I've been writing for a while about the state of Phoenix.PM. This is the latest chapter. I wanted to give a talk on new stuff in Perl 5.10 as well as just have a general meeting. Some back story is near the end.
At one point, we had a lot of people just getting into Perl, people who were doing fun stuff with Perl on their own; people interested in what was going on in the community and in any techie Perl stuff even if they couldn't use it themselves; people who saw whole Perl careers ahead of themselves.
Then we stopped getting new Perl programmers, except for a light trickle. Then we only had people who wanted techniques they could apply to their daily work, which was mostly them being in over their heads trying to do some work in Perl or else accomplished Perl programmers doing uninteresting maintenance work who don't program for fun; now, thanks to my bumbling mismanagement, all that's left of the group is three guys that don't even actively use Perl and never really did that much anyway plus one who does actually work in it.
Granted, I didn't give much notice and it's the holiday season, but I actually caved and offered to give a presentation.

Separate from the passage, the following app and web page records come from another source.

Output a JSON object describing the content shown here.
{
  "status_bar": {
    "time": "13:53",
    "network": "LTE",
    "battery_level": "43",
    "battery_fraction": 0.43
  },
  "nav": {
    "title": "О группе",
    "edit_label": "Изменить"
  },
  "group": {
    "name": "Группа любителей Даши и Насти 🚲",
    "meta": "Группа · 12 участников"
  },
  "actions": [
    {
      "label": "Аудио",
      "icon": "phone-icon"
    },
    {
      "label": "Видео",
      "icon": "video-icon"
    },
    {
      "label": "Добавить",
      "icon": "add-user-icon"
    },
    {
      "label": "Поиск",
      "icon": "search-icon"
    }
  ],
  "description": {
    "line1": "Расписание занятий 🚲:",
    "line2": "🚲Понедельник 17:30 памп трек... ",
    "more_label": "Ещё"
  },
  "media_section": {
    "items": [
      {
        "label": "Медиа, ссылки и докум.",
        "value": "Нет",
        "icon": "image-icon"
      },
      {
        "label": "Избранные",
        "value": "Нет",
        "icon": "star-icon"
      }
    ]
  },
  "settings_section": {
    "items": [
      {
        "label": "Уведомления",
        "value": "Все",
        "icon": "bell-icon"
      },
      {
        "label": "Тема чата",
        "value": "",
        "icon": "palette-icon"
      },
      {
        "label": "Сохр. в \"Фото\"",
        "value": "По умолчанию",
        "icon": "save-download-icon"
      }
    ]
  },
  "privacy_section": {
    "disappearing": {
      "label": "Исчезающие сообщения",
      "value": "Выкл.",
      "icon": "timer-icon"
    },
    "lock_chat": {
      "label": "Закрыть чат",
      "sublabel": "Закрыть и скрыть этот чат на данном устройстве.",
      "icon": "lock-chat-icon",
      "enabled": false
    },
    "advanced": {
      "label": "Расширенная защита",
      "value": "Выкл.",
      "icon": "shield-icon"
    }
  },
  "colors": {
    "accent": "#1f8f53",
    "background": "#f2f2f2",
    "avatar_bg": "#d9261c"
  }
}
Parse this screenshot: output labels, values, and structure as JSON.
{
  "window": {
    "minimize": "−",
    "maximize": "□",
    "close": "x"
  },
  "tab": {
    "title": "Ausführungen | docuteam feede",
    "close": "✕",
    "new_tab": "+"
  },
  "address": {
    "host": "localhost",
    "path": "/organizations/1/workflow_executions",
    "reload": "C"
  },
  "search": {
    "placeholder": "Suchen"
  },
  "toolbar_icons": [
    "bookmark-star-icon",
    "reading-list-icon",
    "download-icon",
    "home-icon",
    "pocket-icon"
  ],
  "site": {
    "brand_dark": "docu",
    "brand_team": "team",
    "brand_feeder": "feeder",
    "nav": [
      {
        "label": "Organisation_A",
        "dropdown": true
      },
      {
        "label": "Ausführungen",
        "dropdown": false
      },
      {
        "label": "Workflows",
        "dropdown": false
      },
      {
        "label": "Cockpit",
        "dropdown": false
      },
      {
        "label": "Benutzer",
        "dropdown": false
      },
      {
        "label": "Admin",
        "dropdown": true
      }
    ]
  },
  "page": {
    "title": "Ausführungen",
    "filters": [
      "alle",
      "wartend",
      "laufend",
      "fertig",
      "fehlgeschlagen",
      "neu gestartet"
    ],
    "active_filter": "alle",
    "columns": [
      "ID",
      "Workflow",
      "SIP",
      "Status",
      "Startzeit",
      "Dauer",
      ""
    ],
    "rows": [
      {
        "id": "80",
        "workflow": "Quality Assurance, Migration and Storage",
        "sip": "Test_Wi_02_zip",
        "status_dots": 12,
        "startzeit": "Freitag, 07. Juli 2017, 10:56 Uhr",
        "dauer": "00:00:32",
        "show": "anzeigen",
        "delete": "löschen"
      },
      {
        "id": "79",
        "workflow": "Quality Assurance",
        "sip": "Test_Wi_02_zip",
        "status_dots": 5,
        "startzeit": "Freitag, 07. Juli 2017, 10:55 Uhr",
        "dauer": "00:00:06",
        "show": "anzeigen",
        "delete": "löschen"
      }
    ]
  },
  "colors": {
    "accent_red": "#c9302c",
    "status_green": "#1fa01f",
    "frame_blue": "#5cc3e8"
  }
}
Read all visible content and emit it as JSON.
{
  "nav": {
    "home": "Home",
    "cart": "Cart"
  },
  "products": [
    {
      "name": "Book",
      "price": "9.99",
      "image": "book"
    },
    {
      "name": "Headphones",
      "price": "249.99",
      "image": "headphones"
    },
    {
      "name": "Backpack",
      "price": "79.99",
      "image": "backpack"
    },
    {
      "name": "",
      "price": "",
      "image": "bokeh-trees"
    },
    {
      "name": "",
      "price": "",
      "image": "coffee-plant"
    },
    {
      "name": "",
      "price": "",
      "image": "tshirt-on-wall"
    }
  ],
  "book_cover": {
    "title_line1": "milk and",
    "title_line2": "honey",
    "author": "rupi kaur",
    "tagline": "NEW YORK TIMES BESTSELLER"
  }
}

The current state isn't all my fault; a lot of Perl programmers were lost to C++ and whatnot when things got tight and the older, more stodgy industries were all that were left. When Python broke, a lot of Perl programmers decided that it suited their personality better, and they really wanted a break away from all of the not-so-clean they had been working on. A chance to write new code, from scratch, in a language whose culture valued cleanliness more than Perl's was a welcome change for them. Then PHP broke, and the snotty little brats that didn't think they should ever have to learn anything, just call routines from a library (nevermind algorithms, complexity management, security, or any of that), all pissed off and stopped coming to Phoenix.PM looking all glassy eyed all the complex (OMG!) things people were doing in Perl. Then Ruby struck, and their culture was filled with a hackish spirit that valued neat APIs, cool tricks, minimalistic design, and above all else, fun, something that we who had been doing predominately maintenance work in Perl for all too long could definitely appreciate.
So all we had left was Perl programmers who, for whatever reason, didn't defect from maintenance work in Perl, and some stragglers who attend meetings for reasons entirely unrelated to the content of the presentations or the Perl theme -- two of the three just attend a lot of technical meetings for technologies they don't actually use or use very, very little.
I tried a few things -- I wanted to virtualize the meetings, so that Perl programmers who were too busy to come to meetings or even post on the list could more easily keep in touch with each other and what other Perl programmers in Phoenix were doing, thinking that people would blog about stuff at work, their own take on technology, what they were doing, or even how their family was. Nope. Two people of the hundreds on the list had a blog and one I dug up Googling. He asked me to remove the reference to it as it was entirely off topic to programming. I ruffled a lot of feathers trying to get this idea to fly and in the end only alienated people more.
So I decided to have laser tag meetings, or try to get people out to ski, or just do something social. Again, no show.
In retrospect, the only meetings that would have gotten attendees would have been variations on "how to do small scale projects in Perl without learning very much at all" or "ways to more rapidly diagnose and troubleshoot problems in large hairy Perl programs and avoid having to do so in the future". In fact, I did one or two of those on subconscious instinct, and sure enough, that's what got people out.
Brock (Awwaiid) left town and left it to me. Being one of very few presenters, and presenting frequently, I've been a sort of second in command who assumed pumpkin by default. Towards the end, I was sick to death of only Brock and I giving the presentations. I like making little presentations, but it had turned into the Brock and Scott hour. So when Brock left, I started trying these various things to reinvent the group as something other than me sitting there talking to a small group of people, most of them who wouldn't be back because they didn't get anything they saw as immediately applicable to their work programming from the meeting.
No offense to the people that said they could make it; it's good that you wanted to come hang out with me and each other. But, from my point of view, not even the maintenance programmers
By the way, I'm not trying to convince anyone that Perl is dead; Phoenix is a special case. People here are apathetic and distant in general; anyone passionate about programming would be sorely tempted to move to silicon valley, Boston, or anywhere else, and those here that do have person interest all seem to be interested in moving somewhere else. Unless all you need to live is McDonalds, Home Depo, and so on, Phoenix is not for you.